I am indebted to Clive Elsmore (blog: http://cliveinsrilanka.blogspot.com, twitter: @CliveSir) for suggesting that the topic of this post might be of interest to other Reform Symposium presenters.
It is to do with creating video files that are suitable for using in virtual presentations of any sort, though the focus of this post will be the Reform Symposium itself.
It covers not just the technical aspects of creating and uploading videos, but also planning how to use videos in your presentations.
Video clips work best if they are less than two minutes long: a video lasting 20 minutes is likely to see your audience wandering off to somewhere else on the Internet.
Video clips are also better if they are spread out throughout your presentation. Again, five clips clips presented one after the other risks losing your audience.
As always, the two recommendations above are exactly that: they are recommendations only. There may be circumstances where a longer video clip is not just useful, but may indeed be essential to your presentation.
Video editing is something of a specialist task, and beyond the scope of this post. Ubuntu users might want to use Kino (free, use Synaptic to “get” it), while Windows users might want to use Windows Live Movie Maker (free) or AVS Video Editor (US $60).

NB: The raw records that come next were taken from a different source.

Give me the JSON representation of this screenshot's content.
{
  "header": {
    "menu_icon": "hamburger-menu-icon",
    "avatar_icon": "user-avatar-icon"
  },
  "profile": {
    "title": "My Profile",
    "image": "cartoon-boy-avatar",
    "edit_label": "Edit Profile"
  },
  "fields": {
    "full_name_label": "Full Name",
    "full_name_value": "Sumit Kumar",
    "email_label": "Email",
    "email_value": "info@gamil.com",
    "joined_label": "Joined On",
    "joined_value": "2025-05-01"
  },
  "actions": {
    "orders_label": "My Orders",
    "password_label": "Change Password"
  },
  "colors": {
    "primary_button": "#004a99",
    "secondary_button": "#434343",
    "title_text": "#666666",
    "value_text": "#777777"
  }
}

It is better to upload videos at least 30 minutes before your session starts. That way, downloads onto attendees’ computers can start as soon as they join your session.
Preparing Your Videos
An Apology In Advance
I will apologise in advance for using numbers in this post. I know that some people are terrified by them. Unfortunately, when it comes to preparing your videos, there is simply no way around using numbers.
Total Size of Your Video Clips
The aggregate size of your video clips should not exceed 10 MB. Video clips not exceeding 2 MB work best.
The reason for this is that not everybody has a broadband connection, and even if they do local conditions may degrade their Internet connection to dial-up speeds.
File Format of Your Video Clips
Videos can be stored in a number of different “file formats”. The most commonly supported ones are MPEG4 (also known as mp4) and Flash (also known as flv). Elluminate supports both of these. For other virtual platforms, it is worthwhile checking that the file format that you are thinking of using is supported by that platform.
The size of an frame is indicated how many “pixels” there are across and down. These pixels are the same thing that your computer monitor is measured in. Common examples are 1366×768, 1600×900 and 1920×1080.
The frame size of a video clip has a major impact on the size of the video file. For example, by shrinking a frame from 1280×720 to 640×360, or halving both the width and the height, reduces the size of the file by 75%.
The frame size should be as small as possible, but no smaller than can be both seen easily on a computer and also show important detail. This image, for example,
shows where the number plate is no longer easily readable. This was using a factor of one-eighth, rather than the factor of a half mentioned earlier.
Video information is delivered using an encoded stream of bits, and this comes at a fixed speed known as a “bit rate”. Every file format includes information about the bit rate of the video content. Higher bit rates produce better quality images.
There is an interaction between bit rate and frame size. Smaller frames need lower bit rates. If you keep the same size of frame, but reduce the bit rate, the image will become burred. The more the bit rate is reduced, the more the image will become blurred.
Depending very much on the size of the frame, a rough guide is that 1,000 kbps is usually okay, but 100 kbps may be unusable. Bit rates of 5,000 kbps and above are good for high quality video.
It is worthwhile experimenting the bit rate and the frame to achieve what you regard as an optimum result – there are no “hard and fast rules” on this matter.
There are many conversion tools that you can use to adjust the frame size and bit rate of a video file. My own experience is that VLC Media Player is the best by far. It is also free, and is available for Windows, Linux and Mac.
It allows you to adjust the frame size and the bit rate. It has the added bonus that it can also convert from uncommon file formats into both MPEG4 and Flash.
There is a wiki which is useful, and can be accessed by “Help… Help…” in the menu bar.
For people who wish to experiment without reading the manual, I suggest using “Media… Convert / Save …” and then following the prompts.
The Edublogs/Elluminate session at 23:00 UTC 28 July will include an application share so that people can see it demonstrated.
I hope that the foregoing is useful for people wanting to prepare for #rscon3. If you have any questions or comments, please use the comment facility below; you never know, somebody else may have a similar question!